The news is dominated by accounts of the terrible tragedies that have befallen people. We are obsessed with every detail of these events until the news cycle moves on to the next big story. At the start of 2014, journalist Leigh Sales had her own brush with death, and at the end of the year, she found herself reporting on an unusually tragic string of events. She would lie awake at night thinking: Why them? Why not me or a loved one? When will it be my turn?
In her research for Any Ordinary Day, Sales set out to find out what happens in the days and years after the worst day of one’s life. She interviews Stuart Diver, who survived the Thredbo landslide but lost his wife in the disaster, a survivor of the Lindt Café siege, an author who lost her husband in a surfing accident, and more. Combining years of journalism experience with compassion and personal anecdotes, Sales brings us a surprisingly uplifting book about how resilient people are after the worst case scenario becomes the new normal.
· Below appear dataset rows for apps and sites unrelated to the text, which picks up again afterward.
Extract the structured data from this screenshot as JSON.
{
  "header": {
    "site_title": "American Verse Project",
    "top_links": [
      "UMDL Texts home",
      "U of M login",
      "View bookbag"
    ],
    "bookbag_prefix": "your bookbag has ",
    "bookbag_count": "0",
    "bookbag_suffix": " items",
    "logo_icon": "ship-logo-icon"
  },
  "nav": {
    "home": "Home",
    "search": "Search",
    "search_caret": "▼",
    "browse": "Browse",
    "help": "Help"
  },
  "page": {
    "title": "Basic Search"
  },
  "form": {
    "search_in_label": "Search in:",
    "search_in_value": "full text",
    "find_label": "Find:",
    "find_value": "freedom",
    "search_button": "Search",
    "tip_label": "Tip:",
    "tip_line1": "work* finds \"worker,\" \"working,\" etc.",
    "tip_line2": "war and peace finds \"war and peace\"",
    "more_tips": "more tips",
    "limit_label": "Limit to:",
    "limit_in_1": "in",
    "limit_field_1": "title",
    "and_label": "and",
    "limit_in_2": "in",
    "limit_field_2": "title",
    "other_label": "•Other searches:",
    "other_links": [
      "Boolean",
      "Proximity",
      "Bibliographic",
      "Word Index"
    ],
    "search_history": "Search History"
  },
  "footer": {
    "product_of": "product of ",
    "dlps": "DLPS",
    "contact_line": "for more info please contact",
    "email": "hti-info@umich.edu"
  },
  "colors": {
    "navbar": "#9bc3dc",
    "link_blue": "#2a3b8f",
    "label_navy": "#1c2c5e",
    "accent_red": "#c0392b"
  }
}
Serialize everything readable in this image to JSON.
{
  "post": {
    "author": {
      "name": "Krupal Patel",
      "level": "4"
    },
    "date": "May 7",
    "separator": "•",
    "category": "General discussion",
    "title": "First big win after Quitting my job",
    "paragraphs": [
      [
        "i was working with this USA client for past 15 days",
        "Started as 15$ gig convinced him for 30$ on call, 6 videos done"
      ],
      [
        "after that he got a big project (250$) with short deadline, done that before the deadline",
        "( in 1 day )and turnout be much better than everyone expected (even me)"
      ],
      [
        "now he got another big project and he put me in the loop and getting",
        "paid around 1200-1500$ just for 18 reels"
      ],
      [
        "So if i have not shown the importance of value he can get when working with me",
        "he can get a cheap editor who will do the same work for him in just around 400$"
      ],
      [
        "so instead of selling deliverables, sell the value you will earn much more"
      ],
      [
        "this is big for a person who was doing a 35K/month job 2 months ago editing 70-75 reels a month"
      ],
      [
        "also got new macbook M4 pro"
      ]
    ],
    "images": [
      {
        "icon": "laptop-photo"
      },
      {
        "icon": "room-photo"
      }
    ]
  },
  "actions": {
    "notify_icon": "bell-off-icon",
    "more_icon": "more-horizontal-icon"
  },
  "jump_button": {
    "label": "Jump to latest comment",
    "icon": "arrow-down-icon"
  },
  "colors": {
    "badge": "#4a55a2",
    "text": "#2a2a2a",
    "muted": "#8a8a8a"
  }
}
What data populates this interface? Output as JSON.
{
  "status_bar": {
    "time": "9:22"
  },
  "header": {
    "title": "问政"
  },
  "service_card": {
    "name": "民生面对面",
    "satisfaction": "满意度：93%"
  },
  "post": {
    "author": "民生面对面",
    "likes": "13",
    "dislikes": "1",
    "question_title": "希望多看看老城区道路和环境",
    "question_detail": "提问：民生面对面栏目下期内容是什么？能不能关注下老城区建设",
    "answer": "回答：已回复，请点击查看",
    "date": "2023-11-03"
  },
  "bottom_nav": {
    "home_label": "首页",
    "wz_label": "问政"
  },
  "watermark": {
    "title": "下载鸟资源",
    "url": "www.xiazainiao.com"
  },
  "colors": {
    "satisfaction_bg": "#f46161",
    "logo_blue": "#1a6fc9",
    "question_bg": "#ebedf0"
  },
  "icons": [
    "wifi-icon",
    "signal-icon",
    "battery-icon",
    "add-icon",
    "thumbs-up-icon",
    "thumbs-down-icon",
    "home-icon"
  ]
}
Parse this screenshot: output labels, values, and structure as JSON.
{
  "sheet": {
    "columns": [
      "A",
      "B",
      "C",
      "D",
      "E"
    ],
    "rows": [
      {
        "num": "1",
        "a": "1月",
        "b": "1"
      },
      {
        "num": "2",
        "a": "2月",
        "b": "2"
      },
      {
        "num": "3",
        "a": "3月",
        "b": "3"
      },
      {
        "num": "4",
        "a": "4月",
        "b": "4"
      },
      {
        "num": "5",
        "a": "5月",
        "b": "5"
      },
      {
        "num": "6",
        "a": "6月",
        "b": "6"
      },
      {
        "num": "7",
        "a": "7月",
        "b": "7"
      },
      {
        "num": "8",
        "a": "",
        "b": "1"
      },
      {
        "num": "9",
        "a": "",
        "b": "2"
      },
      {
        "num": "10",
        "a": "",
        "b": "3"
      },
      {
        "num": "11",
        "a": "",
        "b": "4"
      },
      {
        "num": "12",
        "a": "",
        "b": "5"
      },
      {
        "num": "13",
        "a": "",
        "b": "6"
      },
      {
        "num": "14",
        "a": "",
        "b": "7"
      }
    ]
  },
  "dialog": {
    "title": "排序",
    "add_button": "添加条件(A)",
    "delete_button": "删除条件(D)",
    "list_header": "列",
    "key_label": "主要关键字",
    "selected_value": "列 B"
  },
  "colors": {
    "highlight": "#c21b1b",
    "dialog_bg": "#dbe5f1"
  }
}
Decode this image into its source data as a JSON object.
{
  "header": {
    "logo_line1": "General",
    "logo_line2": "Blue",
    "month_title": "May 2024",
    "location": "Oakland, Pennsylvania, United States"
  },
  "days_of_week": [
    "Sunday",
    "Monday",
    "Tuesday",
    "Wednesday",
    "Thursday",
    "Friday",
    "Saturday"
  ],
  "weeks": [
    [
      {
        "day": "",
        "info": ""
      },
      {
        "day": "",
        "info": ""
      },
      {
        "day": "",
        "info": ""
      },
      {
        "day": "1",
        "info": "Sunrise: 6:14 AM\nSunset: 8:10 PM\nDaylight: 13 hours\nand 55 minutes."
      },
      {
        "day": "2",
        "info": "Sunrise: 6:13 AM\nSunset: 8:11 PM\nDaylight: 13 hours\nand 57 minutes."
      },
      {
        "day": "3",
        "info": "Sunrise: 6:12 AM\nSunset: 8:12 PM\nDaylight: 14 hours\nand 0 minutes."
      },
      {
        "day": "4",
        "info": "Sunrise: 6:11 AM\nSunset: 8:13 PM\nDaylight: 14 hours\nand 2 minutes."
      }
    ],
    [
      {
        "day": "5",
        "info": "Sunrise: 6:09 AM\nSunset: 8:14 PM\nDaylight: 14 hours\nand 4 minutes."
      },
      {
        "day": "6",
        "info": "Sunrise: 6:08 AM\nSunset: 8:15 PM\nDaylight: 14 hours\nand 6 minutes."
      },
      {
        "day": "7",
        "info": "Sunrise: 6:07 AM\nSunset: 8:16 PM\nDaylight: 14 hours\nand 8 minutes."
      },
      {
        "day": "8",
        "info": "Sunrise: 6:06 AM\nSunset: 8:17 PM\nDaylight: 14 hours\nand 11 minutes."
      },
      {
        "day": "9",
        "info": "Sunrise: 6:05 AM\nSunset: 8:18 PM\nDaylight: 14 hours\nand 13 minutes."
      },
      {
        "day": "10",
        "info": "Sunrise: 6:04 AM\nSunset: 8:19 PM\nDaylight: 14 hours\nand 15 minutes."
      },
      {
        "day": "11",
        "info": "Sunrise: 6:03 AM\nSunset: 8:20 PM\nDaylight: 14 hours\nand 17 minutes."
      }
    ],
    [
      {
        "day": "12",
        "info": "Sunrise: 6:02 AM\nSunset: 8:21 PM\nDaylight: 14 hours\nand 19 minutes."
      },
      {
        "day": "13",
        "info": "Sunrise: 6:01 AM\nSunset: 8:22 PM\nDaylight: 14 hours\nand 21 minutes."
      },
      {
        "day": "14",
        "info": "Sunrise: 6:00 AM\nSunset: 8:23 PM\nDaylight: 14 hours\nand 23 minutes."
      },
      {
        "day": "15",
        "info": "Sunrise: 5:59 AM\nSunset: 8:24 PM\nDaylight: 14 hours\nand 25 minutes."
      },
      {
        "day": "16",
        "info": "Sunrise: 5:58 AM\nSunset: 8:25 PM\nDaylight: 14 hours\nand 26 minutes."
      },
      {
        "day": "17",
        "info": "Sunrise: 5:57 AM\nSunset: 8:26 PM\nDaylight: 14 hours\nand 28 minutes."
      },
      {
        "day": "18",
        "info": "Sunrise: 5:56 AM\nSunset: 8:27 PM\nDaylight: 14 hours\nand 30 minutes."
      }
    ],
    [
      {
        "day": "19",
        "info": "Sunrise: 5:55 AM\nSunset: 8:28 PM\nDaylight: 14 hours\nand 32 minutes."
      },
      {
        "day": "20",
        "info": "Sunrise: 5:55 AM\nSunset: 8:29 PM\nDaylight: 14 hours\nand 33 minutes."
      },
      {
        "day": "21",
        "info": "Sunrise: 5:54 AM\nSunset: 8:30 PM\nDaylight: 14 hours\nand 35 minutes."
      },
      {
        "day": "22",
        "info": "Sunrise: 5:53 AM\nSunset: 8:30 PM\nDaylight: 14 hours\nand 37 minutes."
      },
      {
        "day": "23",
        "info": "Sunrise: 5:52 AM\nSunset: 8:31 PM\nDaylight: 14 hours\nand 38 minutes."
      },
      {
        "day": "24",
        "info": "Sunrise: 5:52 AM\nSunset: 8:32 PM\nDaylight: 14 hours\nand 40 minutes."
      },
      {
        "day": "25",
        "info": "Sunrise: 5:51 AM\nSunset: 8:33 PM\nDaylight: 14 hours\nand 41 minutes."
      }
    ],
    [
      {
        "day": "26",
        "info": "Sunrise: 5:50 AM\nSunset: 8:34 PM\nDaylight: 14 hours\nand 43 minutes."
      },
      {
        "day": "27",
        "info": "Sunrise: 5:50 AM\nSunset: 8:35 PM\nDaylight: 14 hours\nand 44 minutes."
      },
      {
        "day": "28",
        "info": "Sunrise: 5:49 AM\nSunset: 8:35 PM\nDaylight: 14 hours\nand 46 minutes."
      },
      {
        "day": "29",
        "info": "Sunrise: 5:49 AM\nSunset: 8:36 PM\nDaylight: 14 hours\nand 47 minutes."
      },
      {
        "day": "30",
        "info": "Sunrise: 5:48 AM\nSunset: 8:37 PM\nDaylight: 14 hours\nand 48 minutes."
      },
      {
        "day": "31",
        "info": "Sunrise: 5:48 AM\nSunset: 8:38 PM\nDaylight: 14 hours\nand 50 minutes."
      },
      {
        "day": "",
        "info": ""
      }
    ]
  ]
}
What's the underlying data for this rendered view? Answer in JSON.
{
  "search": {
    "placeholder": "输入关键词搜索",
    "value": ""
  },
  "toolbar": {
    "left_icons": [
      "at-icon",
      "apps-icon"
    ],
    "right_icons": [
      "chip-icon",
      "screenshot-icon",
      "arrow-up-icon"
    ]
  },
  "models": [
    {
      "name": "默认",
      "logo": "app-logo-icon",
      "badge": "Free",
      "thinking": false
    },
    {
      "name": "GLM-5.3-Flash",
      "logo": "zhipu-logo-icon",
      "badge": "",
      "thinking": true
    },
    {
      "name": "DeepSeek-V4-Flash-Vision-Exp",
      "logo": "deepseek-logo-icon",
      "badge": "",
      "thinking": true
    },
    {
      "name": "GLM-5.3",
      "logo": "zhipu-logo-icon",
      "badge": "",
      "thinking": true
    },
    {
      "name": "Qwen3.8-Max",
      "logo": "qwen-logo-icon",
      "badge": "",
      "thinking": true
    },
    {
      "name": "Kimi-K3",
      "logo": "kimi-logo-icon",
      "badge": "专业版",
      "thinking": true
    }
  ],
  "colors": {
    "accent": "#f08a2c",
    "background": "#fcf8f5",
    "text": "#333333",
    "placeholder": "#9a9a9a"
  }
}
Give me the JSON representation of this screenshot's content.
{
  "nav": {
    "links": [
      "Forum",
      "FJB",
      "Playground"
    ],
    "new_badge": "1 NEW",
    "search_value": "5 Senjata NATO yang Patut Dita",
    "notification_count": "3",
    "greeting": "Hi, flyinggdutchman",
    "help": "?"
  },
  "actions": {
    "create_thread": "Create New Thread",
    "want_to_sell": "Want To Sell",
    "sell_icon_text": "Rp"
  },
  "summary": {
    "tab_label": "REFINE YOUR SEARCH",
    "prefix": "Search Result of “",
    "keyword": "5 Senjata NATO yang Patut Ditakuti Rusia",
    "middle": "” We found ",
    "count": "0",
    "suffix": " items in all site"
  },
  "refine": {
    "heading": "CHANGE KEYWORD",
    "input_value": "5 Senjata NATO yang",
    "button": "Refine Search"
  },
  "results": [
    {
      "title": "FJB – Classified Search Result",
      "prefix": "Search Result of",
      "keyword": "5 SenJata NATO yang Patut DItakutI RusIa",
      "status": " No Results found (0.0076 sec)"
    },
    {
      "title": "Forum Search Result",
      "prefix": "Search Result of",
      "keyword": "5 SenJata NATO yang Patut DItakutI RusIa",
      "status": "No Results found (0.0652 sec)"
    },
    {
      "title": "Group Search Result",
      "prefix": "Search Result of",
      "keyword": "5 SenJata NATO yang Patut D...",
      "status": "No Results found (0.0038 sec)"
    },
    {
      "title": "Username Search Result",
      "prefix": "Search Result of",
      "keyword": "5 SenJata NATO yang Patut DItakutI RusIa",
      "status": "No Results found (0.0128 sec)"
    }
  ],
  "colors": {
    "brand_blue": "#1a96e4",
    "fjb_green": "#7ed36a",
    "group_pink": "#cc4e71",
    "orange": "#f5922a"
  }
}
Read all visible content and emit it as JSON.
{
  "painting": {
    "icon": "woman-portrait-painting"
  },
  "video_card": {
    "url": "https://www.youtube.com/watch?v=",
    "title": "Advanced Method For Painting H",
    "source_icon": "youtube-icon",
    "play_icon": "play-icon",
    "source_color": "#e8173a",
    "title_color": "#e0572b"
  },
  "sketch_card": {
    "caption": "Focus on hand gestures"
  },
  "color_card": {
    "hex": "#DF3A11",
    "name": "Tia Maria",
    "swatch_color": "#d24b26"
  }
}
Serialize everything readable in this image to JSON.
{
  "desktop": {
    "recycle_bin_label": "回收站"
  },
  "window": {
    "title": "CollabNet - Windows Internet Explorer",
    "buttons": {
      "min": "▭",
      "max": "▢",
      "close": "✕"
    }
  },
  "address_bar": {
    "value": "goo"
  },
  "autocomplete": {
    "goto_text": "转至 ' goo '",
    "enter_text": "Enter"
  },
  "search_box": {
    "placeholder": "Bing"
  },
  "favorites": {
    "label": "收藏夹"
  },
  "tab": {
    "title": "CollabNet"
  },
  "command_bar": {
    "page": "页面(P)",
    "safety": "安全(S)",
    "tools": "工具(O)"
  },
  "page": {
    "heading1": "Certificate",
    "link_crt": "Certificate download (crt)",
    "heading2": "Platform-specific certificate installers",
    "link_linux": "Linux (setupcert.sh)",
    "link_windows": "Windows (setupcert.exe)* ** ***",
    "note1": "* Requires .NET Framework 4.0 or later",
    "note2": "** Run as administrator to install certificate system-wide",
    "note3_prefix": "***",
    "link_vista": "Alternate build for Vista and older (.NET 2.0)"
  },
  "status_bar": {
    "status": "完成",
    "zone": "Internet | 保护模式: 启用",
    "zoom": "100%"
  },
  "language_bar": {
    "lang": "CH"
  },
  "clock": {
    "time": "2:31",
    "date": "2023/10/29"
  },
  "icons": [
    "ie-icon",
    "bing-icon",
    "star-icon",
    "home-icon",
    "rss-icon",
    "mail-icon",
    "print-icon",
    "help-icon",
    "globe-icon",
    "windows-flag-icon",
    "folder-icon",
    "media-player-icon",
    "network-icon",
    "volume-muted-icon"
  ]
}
Maid : Hard Work, Low Pay and a Mother’s Will To Survive by Stephanie Land

Stephanie Land was 28 years old, in a dead-end relationship, and about to begin a university degree when she discovered she was pregnant. She spent the next six years struggling to support her daughter as a single mother, doing everything within her power to climb out of poverty. Working as a domestic cleaner for as many hours as possible and for very little pay, Land desperately tried to avoid unexpected bills due to sickness or car repairs, which are inconvenient for most people but could lead to homelessness for some-one living below the poverty line. By day, Land spent long, physically exhausting hours scrubbing the toilets of the rich, while after work, she navigated the tangled and frustrating web of low-income housing, government assistance, and child support.
Land’s honest prose provides great insight into the widening gap between the upper-middle class and the overworked but underpaid poor in America. If you enjoyed Hillbilly Elegy and Educated, Maid could be your next favourite read.


Thirty Thousand Bottles Of Wine and a Pig Called Helga by Todd Alexander

Fed up with the Sydney rat race, Todd and his partner Jeff decide to sell their Annandale terrace and buy 100 acres in the Hunter Valley. They have grand plans of an idyllic life-style, growing their own food and running a vineyard and bed & breakfast. How hard can it possibly be? In a word: very.
What they lack in experience, however, they make up for with humour, enthusiasm, and resourcefulness. Along the way, as they learn how to grow grapes and olives and physical-ly build the guest accommodation, they acquire a menagerie of animals, including goats, chickens, ducks, and, of course, a mischievous pig called Helga. Alexander’s book is a feel -good memoir that made me stop and reflect on the important things in life … and plan a future trip to visit Helga at Block Eight in the Hunter.